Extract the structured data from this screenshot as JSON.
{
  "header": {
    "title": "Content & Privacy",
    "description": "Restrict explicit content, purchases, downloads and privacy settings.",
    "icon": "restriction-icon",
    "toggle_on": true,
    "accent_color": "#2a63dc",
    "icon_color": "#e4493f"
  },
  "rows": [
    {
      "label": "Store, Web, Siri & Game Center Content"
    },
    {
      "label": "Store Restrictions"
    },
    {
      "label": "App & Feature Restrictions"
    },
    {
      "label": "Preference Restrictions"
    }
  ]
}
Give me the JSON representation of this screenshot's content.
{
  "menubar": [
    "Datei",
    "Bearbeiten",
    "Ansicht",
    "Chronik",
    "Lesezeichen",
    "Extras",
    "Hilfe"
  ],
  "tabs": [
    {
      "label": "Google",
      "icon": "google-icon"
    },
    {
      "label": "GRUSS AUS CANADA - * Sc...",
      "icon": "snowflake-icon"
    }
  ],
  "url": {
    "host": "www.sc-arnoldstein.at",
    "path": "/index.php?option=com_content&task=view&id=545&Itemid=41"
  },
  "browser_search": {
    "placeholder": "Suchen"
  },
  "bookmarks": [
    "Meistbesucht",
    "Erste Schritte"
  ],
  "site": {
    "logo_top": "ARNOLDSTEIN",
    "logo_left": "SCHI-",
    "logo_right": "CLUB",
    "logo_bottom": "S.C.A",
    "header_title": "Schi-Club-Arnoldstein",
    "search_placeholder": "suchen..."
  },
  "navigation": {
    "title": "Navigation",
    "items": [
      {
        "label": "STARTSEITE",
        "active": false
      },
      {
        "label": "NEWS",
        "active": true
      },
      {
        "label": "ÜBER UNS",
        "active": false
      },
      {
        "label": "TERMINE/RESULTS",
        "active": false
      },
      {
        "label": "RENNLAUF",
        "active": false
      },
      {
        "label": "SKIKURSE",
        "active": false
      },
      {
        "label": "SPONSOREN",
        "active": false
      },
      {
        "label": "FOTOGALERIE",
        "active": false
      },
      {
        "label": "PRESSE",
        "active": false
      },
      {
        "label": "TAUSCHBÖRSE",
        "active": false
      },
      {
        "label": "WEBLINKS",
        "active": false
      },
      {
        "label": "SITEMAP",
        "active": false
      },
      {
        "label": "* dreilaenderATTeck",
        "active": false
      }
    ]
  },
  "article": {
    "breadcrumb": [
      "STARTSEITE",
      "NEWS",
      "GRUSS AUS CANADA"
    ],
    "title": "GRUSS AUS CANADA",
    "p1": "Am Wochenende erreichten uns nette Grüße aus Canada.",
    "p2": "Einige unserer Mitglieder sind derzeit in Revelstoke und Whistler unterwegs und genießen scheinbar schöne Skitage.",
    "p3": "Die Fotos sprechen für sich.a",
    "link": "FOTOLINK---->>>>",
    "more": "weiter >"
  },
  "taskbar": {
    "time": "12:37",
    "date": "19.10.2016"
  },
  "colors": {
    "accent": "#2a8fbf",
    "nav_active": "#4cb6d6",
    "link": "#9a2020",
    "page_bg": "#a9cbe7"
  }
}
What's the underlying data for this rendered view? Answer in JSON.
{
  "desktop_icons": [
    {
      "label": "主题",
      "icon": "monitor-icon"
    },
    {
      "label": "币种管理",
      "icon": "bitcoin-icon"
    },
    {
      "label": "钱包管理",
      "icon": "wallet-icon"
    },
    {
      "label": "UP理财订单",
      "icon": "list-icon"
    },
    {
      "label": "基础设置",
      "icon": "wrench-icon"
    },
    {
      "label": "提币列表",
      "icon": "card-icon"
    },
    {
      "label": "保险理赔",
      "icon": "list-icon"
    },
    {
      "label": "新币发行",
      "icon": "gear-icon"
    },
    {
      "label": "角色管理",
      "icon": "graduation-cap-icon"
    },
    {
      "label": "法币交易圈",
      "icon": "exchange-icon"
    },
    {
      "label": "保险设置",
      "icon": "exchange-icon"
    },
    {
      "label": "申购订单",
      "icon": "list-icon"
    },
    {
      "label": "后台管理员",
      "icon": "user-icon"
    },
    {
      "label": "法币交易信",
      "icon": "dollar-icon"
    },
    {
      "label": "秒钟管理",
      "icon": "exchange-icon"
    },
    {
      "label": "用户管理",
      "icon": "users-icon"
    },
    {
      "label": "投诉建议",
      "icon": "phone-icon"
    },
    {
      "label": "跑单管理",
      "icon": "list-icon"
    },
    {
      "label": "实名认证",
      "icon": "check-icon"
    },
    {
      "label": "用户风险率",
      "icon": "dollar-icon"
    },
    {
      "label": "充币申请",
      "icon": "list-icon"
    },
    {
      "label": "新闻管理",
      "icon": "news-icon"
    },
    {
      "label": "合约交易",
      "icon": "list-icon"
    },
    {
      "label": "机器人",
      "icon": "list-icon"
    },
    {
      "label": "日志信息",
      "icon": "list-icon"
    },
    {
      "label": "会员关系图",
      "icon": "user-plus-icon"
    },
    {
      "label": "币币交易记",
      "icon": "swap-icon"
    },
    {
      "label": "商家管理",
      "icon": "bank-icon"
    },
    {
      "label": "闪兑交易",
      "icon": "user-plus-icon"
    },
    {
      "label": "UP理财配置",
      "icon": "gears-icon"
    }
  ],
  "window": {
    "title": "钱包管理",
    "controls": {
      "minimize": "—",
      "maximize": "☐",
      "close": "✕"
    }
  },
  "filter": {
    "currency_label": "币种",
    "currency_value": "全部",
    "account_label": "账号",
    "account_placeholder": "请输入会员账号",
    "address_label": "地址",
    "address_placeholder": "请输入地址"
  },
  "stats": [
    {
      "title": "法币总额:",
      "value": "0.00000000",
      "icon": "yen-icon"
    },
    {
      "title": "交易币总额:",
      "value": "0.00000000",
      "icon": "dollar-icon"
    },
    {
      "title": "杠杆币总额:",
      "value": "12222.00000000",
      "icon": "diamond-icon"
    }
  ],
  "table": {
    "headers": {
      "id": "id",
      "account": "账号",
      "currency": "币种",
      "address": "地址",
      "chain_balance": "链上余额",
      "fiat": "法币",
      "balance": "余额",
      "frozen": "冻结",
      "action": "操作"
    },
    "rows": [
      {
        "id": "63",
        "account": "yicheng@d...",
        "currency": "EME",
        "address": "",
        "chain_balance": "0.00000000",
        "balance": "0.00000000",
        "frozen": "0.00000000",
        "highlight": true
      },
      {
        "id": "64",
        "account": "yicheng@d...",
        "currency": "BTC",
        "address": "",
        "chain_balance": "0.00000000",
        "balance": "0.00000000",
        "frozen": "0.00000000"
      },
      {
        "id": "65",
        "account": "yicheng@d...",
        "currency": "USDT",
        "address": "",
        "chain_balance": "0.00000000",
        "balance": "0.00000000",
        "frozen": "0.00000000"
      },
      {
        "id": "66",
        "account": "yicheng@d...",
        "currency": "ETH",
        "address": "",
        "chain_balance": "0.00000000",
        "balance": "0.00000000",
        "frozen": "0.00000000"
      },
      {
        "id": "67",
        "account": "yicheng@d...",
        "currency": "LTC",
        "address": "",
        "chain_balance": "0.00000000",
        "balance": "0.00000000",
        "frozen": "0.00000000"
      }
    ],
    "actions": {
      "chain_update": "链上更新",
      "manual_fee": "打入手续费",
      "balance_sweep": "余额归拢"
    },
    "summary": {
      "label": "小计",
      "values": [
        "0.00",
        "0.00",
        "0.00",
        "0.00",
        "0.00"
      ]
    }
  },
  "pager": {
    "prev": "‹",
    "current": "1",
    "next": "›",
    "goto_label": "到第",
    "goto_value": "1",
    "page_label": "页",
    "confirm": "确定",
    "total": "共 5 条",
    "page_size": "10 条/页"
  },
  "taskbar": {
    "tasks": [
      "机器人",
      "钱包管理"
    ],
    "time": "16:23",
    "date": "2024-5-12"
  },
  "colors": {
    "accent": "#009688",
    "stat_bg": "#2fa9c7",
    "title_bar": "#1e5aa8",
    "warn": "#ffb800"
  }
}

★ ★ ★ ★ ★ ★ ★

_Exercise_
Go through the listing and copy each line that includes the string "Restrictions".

_Solution to the problem_
      "label": "Store Restrictions"
      "label": "App & Feature Restrictions"
      "label": "Preference Restrictions"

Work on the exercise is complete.